• **DESCRIPTION OF THE TASK**:
Your output is to consist only of the line containing "Transcribe this image's" and the lines after it, through the end of the data, reproduced exactly.

Dataset rows describing interfaces
__________

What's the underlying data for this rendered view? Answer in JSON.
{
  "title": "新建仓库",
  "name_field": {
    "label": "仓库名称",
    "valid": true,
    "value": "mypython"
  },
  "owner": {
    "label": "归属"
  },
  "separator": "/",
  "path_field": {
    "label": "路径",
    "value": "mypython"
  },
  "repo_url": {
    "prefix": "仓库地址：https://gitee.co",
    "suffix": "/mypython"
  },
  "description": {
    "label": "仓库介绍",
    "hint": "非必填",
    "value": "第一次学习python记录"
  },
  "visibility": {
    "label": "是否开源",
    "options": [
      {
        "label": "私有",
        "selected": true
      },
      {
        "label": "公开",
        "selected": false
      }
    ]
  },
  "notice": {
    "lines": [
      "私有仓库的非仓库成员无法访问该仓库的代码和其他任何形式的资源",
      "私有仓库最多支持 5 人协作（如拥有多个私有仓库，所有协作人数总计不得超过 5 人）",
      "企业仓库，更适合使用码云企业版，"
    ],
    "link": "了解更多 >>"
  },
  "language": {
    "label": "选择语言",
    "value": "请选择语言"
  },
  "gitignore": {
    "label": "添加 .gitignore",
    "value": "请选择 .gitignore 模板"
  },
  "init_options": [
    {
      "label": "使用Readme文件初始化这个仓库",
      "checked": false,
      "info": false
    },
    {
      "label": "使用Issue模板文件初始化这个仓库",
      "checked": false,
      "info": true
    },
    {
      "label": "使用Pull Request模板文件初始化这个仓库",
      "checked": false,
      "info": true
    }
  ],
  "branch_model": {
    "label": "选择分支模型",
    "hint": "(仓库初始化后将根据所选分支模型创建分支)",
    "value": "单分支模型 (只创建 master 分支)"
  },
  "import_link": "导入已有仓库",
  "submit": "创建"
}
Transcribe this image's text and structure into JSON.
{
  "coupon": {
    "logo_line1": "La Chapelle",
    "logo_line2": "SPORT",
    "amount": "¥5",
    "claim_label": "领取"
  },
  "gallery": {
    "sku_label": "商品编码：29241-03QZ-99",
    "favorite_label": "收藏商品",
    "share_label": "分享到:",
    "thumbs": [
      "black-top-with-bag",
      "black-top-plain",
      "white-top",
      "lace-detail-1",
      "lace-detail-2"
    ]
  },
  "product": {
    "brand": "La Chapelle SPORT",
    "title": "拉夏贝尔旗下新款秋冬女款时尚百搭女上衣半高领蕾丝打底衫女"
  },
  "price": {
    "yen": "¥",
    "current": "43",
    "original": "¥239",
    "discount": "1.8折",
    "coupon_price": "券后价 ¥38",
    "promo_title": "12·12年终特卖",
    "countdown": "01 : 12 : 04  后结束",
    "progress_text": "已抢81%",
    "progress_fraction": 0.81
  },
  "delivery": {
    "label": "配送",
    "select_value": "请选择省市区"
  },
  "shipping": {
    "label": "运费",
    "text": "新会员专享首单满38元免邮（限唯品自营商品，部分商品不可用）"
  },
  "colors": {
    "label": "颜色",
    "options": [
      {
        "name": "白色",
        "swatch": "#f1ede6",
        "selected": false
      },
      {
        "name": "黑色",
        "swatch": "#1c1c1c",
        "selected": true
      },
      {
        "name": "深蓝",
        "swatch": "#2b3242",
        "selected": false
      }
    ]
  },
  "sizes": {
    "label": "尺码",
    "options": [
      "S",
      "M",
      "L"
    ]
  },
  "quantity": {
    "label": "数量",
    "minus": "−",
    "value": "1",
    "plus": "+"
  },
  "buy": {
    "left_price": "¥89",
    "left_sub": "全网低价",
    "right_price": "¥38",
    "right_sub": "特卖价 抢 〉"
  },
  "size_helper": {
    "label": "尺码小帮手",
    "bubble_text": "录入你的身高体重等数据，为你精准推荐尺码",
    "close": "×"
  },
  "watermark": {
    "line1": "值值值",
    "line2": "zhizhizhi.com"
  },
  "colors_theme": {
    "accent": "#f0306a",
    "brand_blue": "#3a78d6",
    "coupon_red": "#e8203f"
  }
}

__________

• **PROBLEM SOLUTION**:
Transcribe this image's text and structure into JSON.
{
  "coupon": {
    "logo_line1": "La Chapelle",
    "logo_line2": "SPORT",
    "amount": "¥5",
    "claim_label": "领取"
  },
  "gallery": {
    "sku_label": "商品编码：29241-03QZ-99",
    "favorite_label": "收藏商品",
    "share_label": "分享到:",
    "thumbs": [
      "black-top-with-bag",
      "black-top-plain",
      "white-top",
      "lace-detail-1",
      "lace-detail-2"
    ]
  },
  "product": {
    "brand": "La Chapelle SPORT",
    "title": "拉夏贝尔旗下新款秋冬女款时尚百搭女上衣半高领蕾丝打底衫女"
  },
  "price": {
    "yen": "¥",
    "current": "43",
    "original": "¥239",
    "discount": "1.8折",
    "coupon_price": "券后价 ¥38",
    "promo_title": "12·12年终特卖",
    "countdown": "01 : 12 : 04  后结束",
    "progress_text": "已抢81%",
    "progress_fraction": 0.81
  },
  "delivery": {
    "label": "配送",
    "select_value": "请选择省市区"
  },
  "shipping": {
    "label": "运费",
    "text": "新会员专享首单满38元免邮（限唯品自营商品，部分商品不可用）"
  },
  "colors": {
    "label": "颜色",
    "options": [
      {
        "name": "白色",
        "swatch": "#f1ede6",
        "selected": false
      },
      {
        "name": "黑色",
        "swatch": "#1c1c1c",
        "selected": true
      },
      {
        "name": "深蓝",
        "swatch": "#2b3242",
        "selected": false
      }
    ]
  },
  "sizes": {
    "label": "尺码",
    "options": [
      "S",
      "M",
      "L"
    ]
  },
  "quantity": {
    "label": "数量",
    "minus": "−",
    "value": "1",
    "plus": "+"
  },
  "buy": {
    "left_price": "¥89",
    "left_sub": "全网低价",
    "right_price": "¥38",
    "right_sub": "特卖价 抢 〉"
  },
  "size_helper": {
    "label": "尺码小帮手",
    "bubble_text": "录入你的身高体重等数据，为你精准推荐尺码",
    "close": "×"
  },
  "watermark": {
    "line1": "值值值",
    "line2": "zhizhizhi.com"
  },
  "colors_theme": {
    "accent": "#f0306a",
    "brand_blue": "#3a78d6",
    "coupon_red": "#e8203f"
  }
}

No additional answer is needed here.